All 1.0mm fines obtained by the DMS circuits, as well as the secondary fine DMS floats will be delivered to the grinding and classification circuit for additional size reduction and deslime preparation for flotation. The deslime cyclone overflow will pass through the deslime magnetic separator for magnetic removal prior to flotation.
An effluent discharge box will transport the non-magnetics from the deslime magnetic separators to the Mica flotation conditioning tank for concentration and then to the spodumene flotation deslime cyclone for slime removal.
The underflow from the spodumene flotation deslime cyclone will be sent to the spodumene flotation circuit for concentration and cleaning. The product will be transferred to the flotation concentrate thickener for dewatering before being sent to the filtration circuit to produce spodumene fines filter cake as the final product.
The filter cake will be then transported to a stockpile in the product building for grade sampling and monitoring. The concentrate will be transported by road to the port of Thunder Bay for further processing.
Infrastructure facilities at Georgia Lake
The Nama Creek Mine Road, located north of Nipigon on Highway 11, provides access to the mine site.
The project will receive power from the existing 115kV power line in the area. The connection point to the 115kV line will be a substation with two step-down transformers to 29.94kV, and a 7km overhead distribution line that will be installed to supply power to the areas near underground mines.
Another set of step-down transformers will be put in place to power the electrical distribution network and serve as an interface for underground mining operations.
Process water will be sourced from raw water, recycled water from the process plant, and treated mine water. A pump station on the Postagoni River, west of the mine, will provide fresh water to the project, which will be treated by two water treatment plants to produce potable water.
A permanent accommodation camp will be constructed onsite with facilities including 240 rooms a laundry room, a recreational centre, and a dining room.
Rock Tech hired international mining consulting company AMC Mining to prepare the PFS for the Georgia Lake spodumene project.

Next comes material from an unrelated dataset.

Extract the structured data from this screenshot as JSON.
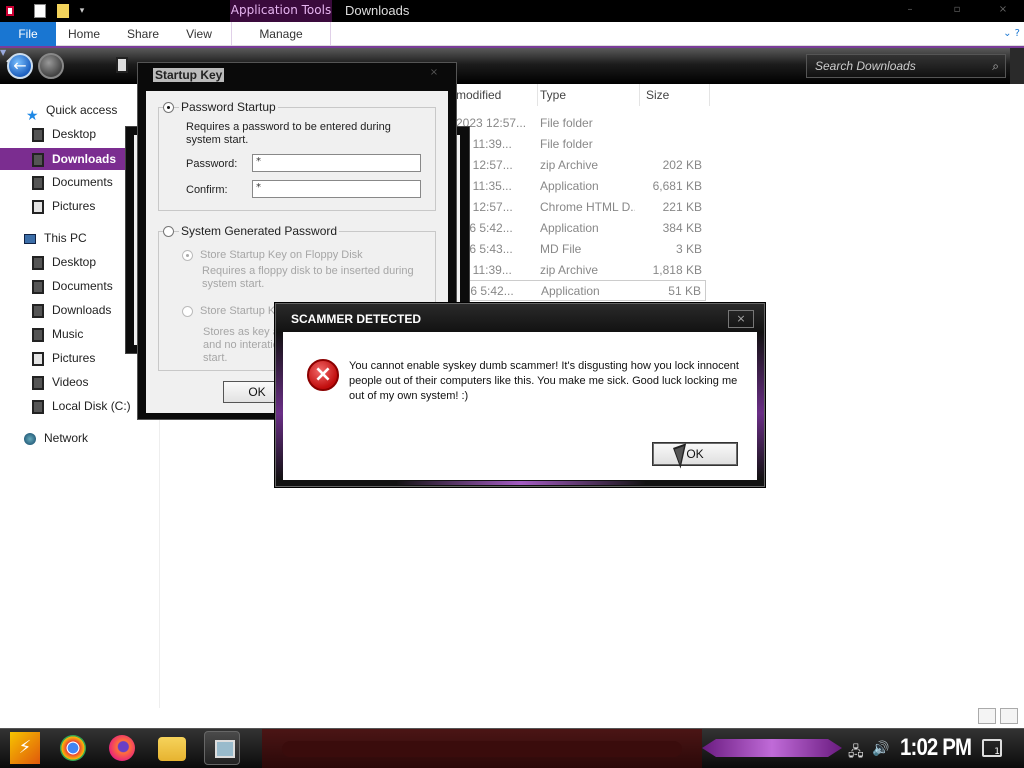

Wave International, a resource development consultant; Knight Piésold, a global consulting firm; Pinchin, an environmental and engineering consulting firm; and consulting firm Environmental Resources Management were involved in preparing the PFS.